* TASK INSTRUCTIONS
A complete response lists each line of the data below that includes the word "Your".

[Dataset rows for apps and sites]
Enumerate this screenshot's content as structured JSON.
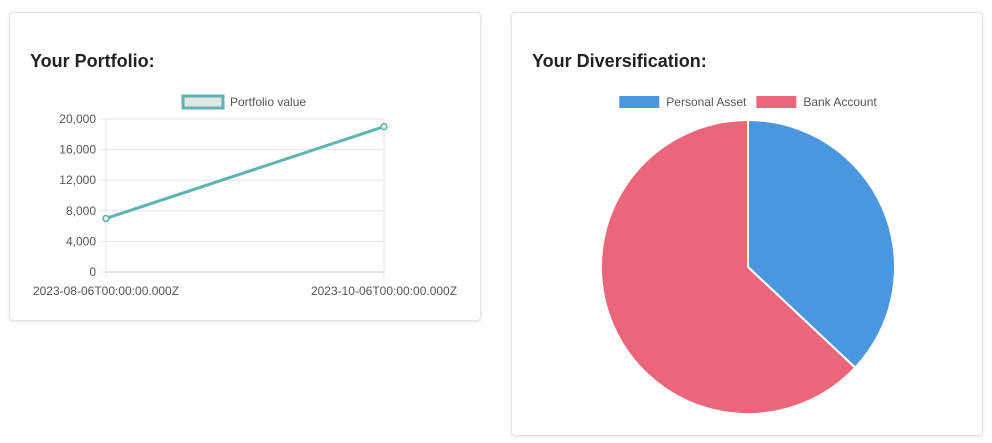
{
  "portfolio": {
    "title": "Your Portfolio:",
    "chart_data": {
      "type": "line",
      "x": [
        "2023-08-06T00:00:00.000Z",
        "2023-10-06T00:00:00.000Z"
      ],
      "series": [
        {
          "name": "Portfolio value",
          "values": [
            7000,
            19000
          ],
          "color": "#5fb3b3"
        }
      ],
      "yticks": [
        "0",
        "4,000",
        "8,000",
        "12,000",
        "16,000",
        "20,000"
      ],
      "ylim": [
        0,
        20000
      ],
      "grid": true,
      "legend": "top"
    }
  },
  "diversification": {
    "title": "Your Diversification:",
    "chart_data": {
      "type": "pie",
      "labels": [
        "Personal Asset",
        "Bank Account"
      ],
      "values": [
        37,
        63
      ],
      "colors": [
        "#4a97e0",
        "#eb667b"
      ],
      "legend": "top"
    }
  }
}
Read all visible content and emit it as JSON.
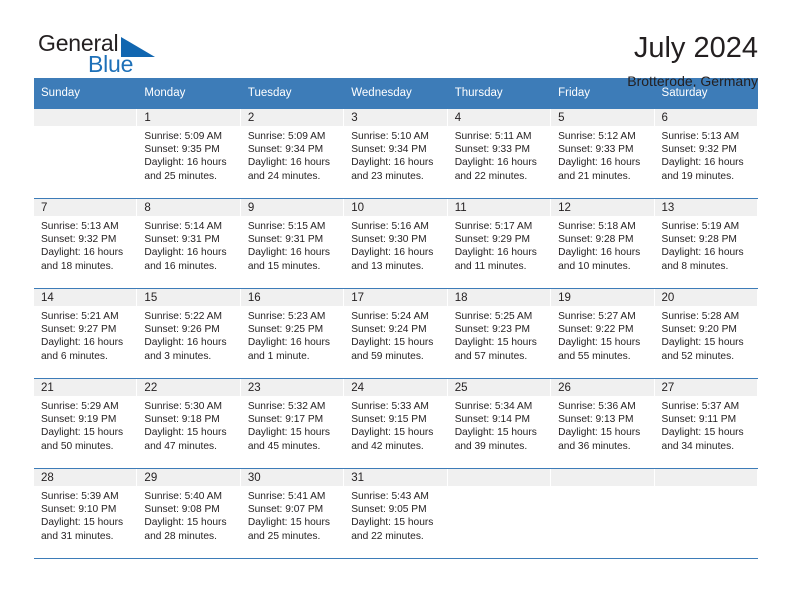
{
  "brand": {
    "name_top": "General",
    "name_bottom": "Blue",
    "triangle_color": "#1166b0",
    "blue_color": "#1d70b8"
  },
  "header": {
    "title": "July 2024",
    "subtitle": "Brotterode, Germany"
  },
  "theme": {
    "header_blue": "#3d7cb8",
    "daynum_band": "#f0f0f0"
  },
  "calendar": {
    "weekday_headers": [
      "Sunday",
      "Monday",
      "Tuesday",
      "Wednesday",
      "Thursday",
      "Friday",
      "Saturday"
    ],
    "weeks": [
      [
        {
          "day": "",
          "sunrise": "",
          "sunset": "",
          "daylight1": "",
          "daylight2": ""
        },
        {
          "day": "1",
          "sunrise": "Sunrise: 5:09 AM",
          "sunset": "Sunset: 9:35 PM",
          "daylight1": "Daylight: 16 hours",
          "daylight2": "and 25 minutes."
        },
        {
          "day": "2",
          "sunrise": "Sunrise: 5:09 AM",
          "sunset": "Sunset: 9:34 PM",
          "daylight1": "Daylight: 16 hours",
          "daylight2": "and 24 minutes."
        },
        {
          "day": "3",
          "sunrise": "Sunrise: 5:10 AM",
          "sunset": "Sunset: 9:34 PM",
          "daylight1": "Daylight: 16 hours",
          "daylight2": "and 23 minutes."
        },
        {
          "day": "4",
          "sunrise": "Sunrise: 5:11 AM",
          "sunset": "Sunset: 9:33 PM",
          "daylight1": "Daylight: 16 hours",
          "daylight2": "and 22 minutes."
        },
        {
          "day": "5",
          "sunrise": "Sunrise: 5:12 AM",
          "sunset": "Sunset: 9:33 PM",
          "daylight1": "Daylight: 16 hours",
          "daylight2": "and 21 minutes."
        },
        {
          "day": "6",
          "sunrise": "Sunrise: 5:13 AM",
          "sunset": "Sunset: 9:32 PM",
          "daylight1": "Daylight: 16 hours",
          "daylight2": "and 19 minutes."
        }
      ],
      [
        {
          "day": "7",
          "sunrise": "Sunrise: 5:13 AM",
          "sunset": "Sunset: 9:32 PM",
          "daylight1": "Daylight: 16 hours",
          "daylight2": "and 18 minutes."
        },
        {
          "day": "8",
          "sunrise": "Sunrise: 5:14 AM",
          "sunset": "Sunset: 9:31 PM",
          "daylight1": "Daylight: 16 hours",
          "daylight2": "and 16 minutes."
        },
        {
          "day": "9",
          "sunrise": "Sunrise: 5:15 AM",
          "sunset": "Sunset: 9:31 PM",
          "daylight1": "Daylight: 16 hours",
          "daylight2": "and 15 minutes."
        },
        {
          "day": "10",
          "sunrise": "Sunrise: 5:16 AM",
          "sunset": "Sunset: 9:30 PM",
          "daylight1": "Daylight: 16 hours",
          "daylight2": "and 13 minutes."
        },
        {
          "day": "11",
          "sunrise": "Sunrise: 5:17 AM",
          "sunset": "Sunset: 9:29 PM",
          "daylight1": "Daylight: 16 hours",
          "daylight2": "and 11 minutes."
        },
        {
          "day": "12",
          "sunrise": "Sunrise: 5:18 AM",
          "sunset": "Sunset: 9:28 PM",
          "daylight1": "Daylight: 16 hours",
          "daylight2": "and 10 minutes."
        },
        {
          "day": "13",
          "sunrise": "Sunrise: 5:19 AM",
          "sunset": "Sunset: 9:28 PM",
          "daylight1": "Daylight: 16 hours",
          "daylight2": "and 8 minutes."
        }
      ],
      [
        {
          "day": "14",
          "sunrise": "Sunrise: 5:21 AM",
          "sunset": "Sunset: 9:27 PM",
          "daylight1": "Daylight: 16 hours",
          "daylight2": "and 6 minutes."
        },
        {
          "day": "15",
          "sunrise": "Sunrise: 5:22 AM",
          "sunset": "Sunset: 9:26 PM",
          "daylight1": "Daylight: 16 hours",
          "daylight2": "and 3 minutes."
        },
        {
          "day": "16",
          "sunrise": "Sunrise: 5:23 AM",
          "sunset": "Sunset: 9:25 PM",
          "daylight1": "Daylight: 16 hours",
          "daylight2": "and 1 minute."
        },
        {
          "day": "17",
          "sunrise": "Sunrise: 5:24 AM",
          "sunset": "Sunset: 9:24 PM",
          "daylight1": "Daylight: 15 hours",
          "daylight2": "and 59 minutes."
        },
        {
          "day": "18",
          "sunrise": "Sunrise: 5:25 AM",
          "sunset": "Sunset: 9:23 PM",
          "daylight1": "Daylight: 15 hours",
          "daylight2": "and 57 minutes."
        },
        {
          "day": "19",
          "sunrise": "Sunrise: 5:27 AM",
          "sunset": "Sunset: 9:22 PM",
          "daylight1": "Daylight: 15 hours",
          "daylight2": "and 55 minutes."
        },
        {
          "day": "20",
          "sunrise": "Sunrise: 5:28 AM",
          "sunset": "Sunset: 9:20 PM",
          "daylight1": "Daylight: 15 hours",
          "daylight2": "and 52 minutes."
        }
      ],
      [
        {
          "day": "21",
          "sunrise": "Sunrise: 5:29 AM",
          "sunset": "Sunset: 9:19 PM",
          "daylight1": "Daylight: 15 hours",
          "daylight2": "and 50 minutes."
        },
        {
          "day": "22",
          "sunrise": "Sunrise: 5:30 AM",
          "sunset": "Sunset: 9:18 PM",
          "daylight1": "Daylight: 15 hours",
          "daylight2": "and 47 minutes."
        },
        {
          "day": "23",
          "sunrise": "Sunrise: 5:32 AM",
          "sunset": "Sunset: 9:17 PM",
          "daylight1": "Daylight: 15 hours",
          "daylight2": "and 45 minutes."
        },
        {
          "day": "24",
          "sunrise": "Sunrise: 5:33 AM",
          "sunset": "Sunset: 9:15 PM",
          "daylight1": "Daylight: 15 hours",
          "daylight2": "and 42 minutes."
        },
        {
          "day": "25",
          "sunrise": "Sunrise: 5:34 AM",
          "sunset": "Sunset: 9:14 PM",
          "daylight1": "Daylight: 15 hours",
          "daylight2": "and 39 minutes."
        },
        {
          "day": "26",
          "sunrise": "Sunrise: 5:36 AM",
          "sunset": "Sunset: 9:13 PM",
          "daylight1": "Daylight: 15 hours",
          "daylight2": "and 36 minutes."
        },
        {
          "day": "27",
          "sunrise": "Sunrise: 5:37 AM",
          "sunset": "Sunset: 9:11 PM",
          "daylight1": "Daylight: 15 hours",
          "daylight2": "and 34 minutes."
        }
      ],
      [
        {
          "day": "28",
          "sunrise": "Sunrise: 5:39 AM",
          "sunset": "Sunset: 9:10 PM",
          "daylight1": "Daylight: 15 hours",
          "daylight2": "and 31 minutes."
        },
        {
          "day": "29",
          "sunrise": "Sunrise: 5:40 AM",
          "sunset": "Sunset: 9:08 PM",
          "daylight1": "Daylight: 15 hours",
          "daylight2": "and 28 minutes."
        },
        {
          "day": "30",
          "sunrise": "Sunrise: 5:41 AM",
          "sunset": "Sunset: 9:07 PM",
          "daylight1": "Daylight: 15 hours",
          "daylight2": "and 25 minutes."
        },
        {
          "day": "31",
          "sunrise": "Sunrise: 5:43 AM",
          "sunset": "Sunset: 9:05 PM",
          "daylight1": "Daylight: 15 hours",
          "daylight2": "and 22 minutes."
        },
        {
          "day": "",
          "sunrise": "",
          "sunset": "",
          "daylight1": "",
          "daylight2": ""
        },
        {
          "day": "",
          "sunrise": "",
          "sunset": "",
          "daylight1": "",
          "daylight2": ""
        },
        {
          "day": "",
          "sunrise": "",
          "sunset": "",
          "daylight1": "",
          "daylight2": ""
        }
      ]
    ]
  }
}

* ANSWER AREA
    "title": "Your Portfolio:",
    "title": "Your Diversification:",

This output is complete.